Chain clusters[edit]

A chain is a cluster with at least one node. All routes from one base point to the other pass through at least one nodal field point. Cutting at this point separates the diagram into two parts, each of which contains a base point. A simple chain is one in which every field point is a node. A netted chain is one that can be formed from a simple chain by adding not more than one field point across each link of the simple chain.

Bundles[edit]

A bundle is a parallel collection of links. It has no nodes since there is always more than one independent path from one base point to the other.

Elementary Clusters[edit]

An elementary cluster is that which is neither a chain or a bundle.

\left.h(r)\right. = C(r) + B(r) + E(r)

where C(r) is the set of chain clusters, B(r) is the set of bundles, and E(r) is the set of elementary clusters (Eq. 5.2 Ref. 1). Similarly,

\left.c(r)\right. = B(r) + E(r)

Lemmas[edit]

There are five lemmas (see Ref.s 2,3 and 4).

See also[edit]

References[edit]

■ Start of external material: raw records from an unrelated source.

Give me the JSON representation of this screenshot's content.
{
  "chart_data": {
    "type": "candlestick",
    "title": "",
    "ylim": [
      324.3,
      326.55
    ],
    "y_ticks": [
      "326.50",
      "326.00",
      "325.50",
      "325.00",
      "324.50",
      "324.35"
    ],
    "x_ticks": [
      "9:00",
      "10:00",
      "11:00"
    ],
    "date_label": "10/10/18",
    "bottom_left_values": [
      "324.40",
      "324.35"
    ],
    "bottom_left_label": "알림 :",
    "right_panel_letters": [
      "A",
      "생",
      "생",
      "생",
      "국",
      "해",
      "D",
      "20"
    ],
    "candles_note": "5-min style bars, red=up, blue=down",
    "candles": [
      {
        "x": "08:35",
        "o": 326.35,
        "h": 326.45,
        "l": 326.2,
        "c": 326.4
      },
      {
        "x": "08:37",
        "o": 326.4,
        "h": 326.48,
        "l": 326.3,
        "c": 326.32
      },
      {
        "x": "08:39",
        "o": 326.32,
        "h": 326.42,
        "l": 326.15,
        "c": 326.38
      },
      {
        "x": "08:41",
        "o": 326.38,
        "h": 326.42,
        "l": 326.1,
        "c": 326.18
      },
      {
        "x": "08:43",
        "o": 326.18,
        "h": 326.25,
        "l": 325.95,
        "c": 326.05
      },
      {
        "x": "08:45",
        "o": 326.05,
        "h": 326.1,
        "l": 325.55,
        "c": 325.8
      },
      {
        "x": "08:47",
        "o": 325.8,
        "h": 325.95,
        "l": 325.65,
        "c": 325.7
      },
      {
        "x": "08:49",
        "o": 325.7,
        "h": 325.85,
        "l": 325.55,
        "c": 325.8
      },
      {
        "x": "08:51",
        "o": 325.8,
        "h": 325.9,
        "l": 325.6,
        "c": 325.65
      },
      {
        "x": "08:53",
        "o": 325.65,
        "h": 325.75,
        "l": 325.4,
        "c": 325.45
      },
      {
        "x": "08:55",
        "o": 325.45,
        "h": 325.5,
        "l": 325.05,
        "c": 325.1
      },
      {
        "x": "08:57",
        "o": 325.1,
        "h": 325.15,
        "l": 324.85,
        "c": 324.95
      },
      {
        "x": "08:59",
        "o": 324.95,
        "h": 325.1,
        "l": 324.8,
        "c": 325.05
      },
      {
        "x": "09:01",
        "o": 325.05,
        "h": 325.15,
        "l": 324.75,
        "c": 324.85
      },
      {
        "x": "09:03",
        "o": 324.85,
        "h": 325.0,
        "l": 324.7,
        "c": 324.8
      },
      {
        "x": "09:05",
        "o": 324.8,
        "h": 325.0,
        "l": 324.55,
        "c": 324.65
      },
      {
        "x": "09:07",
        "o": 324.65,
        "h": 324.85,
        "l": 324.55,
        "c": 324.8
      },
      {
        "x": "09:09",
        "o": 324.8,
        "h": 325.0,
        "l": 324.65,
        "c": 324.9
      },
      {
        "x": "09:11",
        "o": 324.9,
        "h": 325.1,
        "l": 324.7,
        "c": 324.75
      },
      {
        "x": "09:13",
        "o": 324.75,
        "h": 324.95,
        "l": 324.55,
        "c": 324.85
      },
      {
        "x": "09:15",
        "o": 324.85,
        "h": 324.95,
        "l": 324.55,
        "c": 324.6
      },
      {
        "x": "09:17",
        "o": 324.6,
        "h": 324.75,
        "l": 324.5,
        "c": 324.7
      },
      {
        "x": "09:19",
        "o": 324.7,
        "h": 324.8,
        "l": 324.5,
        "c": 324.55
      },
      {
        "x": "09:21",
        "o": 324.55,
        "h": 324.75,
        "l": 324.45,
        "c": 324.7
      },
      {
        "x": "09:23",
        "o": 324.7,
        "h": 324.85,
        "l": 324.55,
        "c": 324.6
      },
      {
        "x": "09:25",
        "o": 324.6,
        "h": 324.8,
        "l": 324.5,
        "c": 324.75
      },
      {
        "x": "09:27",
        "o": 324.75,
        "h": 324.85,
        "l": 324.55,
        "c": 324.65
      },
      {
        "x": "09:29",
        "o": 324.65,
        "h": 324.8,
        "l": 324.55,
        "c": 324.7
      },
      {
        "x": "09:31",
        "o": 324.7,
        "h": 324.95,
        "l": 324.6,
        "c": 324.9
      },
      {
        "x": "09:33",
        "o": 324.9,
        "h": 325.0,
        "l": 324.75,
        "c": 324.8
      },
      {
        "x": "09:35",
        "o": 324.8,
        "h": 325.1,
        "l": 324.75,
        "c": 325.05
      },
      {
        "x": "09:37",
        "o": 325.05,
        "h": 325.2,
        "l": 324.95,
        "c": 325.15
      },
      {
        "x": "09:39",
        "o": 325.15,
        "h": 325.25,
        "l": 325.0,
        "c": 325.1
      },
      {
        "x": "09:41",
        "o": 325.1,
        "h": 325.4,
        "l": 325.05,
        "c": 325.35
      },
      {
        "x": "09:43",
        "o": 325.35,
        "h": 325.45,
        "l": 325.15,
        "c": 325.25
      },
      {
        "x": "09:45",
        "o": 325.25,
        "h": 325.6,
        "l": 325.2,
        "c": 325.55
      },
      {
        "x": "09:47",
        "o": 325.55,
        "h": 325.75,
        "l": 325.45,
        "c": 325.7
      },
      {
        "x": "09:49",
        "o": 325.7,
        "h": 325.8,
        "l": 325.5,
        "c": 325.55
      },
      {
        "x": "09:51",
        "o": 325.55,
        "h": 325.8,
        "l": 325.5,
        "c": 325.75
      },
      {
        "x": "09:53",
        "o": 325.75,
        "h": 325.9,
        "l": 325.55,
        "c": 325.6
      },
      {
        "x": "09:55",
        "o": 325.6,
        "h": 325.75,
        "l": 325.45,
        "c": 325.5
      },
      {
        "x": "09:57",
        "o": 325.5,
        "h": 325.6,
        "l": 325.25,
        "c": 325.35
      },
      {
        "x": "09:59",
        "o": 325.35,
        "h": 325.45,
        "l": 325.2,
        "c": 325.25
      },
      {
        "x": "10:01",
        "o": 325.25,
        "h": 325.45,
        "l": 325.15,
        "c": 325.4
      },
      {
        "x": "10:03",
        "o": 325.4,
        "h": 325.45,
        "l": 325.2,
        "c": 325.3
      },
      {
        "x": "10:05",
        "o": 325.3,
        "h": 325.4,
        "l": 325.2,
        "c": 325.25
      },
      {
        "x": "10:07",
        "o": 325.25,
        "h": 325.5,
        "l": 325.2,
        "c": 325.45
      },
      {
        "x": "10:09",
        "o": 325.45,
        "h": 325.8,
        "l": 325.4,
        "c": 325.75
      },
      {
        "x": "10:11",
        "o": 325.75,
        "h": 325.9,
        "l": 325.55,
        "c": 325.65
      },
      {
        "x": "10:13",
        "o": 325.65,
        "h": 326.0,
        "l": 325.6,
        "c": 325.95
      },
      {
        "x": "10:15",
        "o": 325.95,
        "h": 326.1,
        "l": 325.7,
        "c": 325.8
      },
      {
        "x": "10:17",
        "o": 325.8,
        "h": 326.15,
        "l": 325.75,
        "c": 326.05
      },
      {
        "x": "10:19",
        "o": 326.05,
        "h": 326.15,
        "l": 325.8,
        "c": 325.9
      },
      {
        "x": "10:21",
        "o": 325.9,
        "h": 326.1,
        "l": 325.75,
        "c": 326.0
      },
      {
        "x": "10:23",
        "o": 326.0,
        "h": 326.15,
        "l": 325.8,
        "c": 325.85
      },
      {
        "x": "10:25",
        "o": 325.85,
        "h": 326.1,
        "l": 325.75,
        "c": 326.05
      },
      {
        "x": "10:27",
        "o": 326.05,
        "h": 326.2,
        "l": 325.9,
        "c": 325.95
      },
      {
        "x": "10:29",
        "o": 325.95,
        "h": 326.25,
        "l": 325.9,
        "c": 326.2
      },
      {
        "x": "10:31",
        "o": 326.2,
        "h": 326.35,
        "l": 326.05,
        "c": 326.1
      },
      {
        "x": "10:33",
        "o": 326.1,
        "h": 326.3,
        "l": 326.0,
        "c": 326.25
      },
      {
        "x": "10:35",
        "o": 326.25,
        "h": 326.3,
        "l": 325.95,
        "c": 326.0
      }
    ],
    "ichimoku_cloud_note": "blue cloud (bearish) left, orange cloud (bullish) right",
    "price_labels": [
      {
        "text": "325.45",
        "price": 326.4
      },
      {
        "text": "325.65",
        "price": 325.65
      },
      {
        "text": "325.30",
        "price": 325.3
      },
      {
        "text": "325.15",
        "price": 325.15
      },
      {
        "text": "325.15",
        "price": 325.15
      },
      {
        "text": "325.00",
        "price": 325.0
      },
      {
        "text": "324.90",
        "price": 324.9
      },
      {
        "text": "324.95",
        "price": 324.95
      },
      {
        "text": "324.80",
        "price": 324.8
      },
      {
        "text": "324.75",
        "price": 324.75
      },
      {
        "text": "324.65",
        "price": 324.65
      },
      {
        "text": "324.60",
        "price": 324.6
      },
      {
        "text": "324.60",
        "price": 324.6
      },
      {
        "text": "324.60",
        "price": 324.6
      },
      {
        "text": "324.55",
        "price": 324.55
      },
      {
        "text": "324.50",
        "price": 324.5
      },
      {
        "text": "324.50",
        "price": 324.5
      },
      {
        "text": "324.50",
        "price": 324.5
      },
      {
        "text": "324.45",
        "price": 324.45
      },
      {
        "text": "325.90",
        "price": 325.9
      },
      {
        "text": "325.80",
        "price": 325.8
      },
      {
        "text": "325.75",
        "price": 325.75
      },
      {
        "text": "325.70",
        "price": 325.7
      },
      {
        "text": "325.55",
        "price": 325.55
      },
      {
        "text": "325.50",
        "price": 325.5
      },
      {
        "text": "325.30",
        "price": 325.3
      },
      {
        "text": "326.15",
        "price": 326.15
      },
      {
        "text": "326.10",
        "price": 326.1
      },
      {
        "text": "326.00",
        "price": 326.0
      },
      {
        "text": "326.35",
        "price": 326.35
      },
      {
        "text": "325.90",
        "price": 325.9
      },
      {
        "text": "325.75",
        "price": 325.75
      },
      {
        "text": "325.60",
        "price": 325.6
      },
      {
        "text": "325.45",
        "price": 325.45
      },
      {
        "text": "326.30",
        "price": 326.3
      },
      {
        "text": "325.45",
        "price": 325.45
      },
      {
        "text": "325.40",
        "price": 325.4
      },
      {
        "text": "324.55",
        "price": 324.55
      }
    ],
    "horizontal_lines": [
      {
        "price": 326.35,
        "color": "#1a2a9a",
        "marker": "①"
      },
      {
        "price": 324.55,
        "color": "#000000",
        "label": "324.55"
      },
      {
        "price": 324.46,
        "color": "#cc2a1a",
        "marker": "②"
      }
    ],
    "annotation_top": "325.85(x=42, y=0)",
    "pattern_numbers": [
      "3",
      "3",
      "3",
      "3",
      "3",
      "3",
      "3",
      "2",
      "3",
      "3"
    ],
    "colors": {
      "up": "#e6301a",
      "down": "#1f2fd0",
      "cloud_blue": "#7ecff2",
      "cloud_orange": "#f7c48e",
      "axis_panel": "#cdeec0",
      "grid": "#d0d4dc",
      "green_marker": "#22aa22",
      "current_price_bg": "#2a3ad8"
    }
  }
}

  1. J. S. Rowlinson "The equation of state of dense systems", Reports on Progress in Physics 28' pp. 169-199 (1965)
  2. Tohru Morita and Kazuo Hiroike "A New Approach to the Theory of Classical Fluids. III General Treatment of Classical Systems", Progress of Theoretical Physics 25 pp. 537-578 (1961)
  3. Cyrano De Dominicis "Variational Formulations of Equilibrium Statistical Mechanics", Journal of Mathematical Physics 3 pp. 983-1002 (1962)
  4. Cyrano De Dominicis "Variational Statistical Mechanics in Terms of "Observables" for Normal and Superfluid Systems", Journal of Mathematical Physics 4 pp. 255-265 (1963)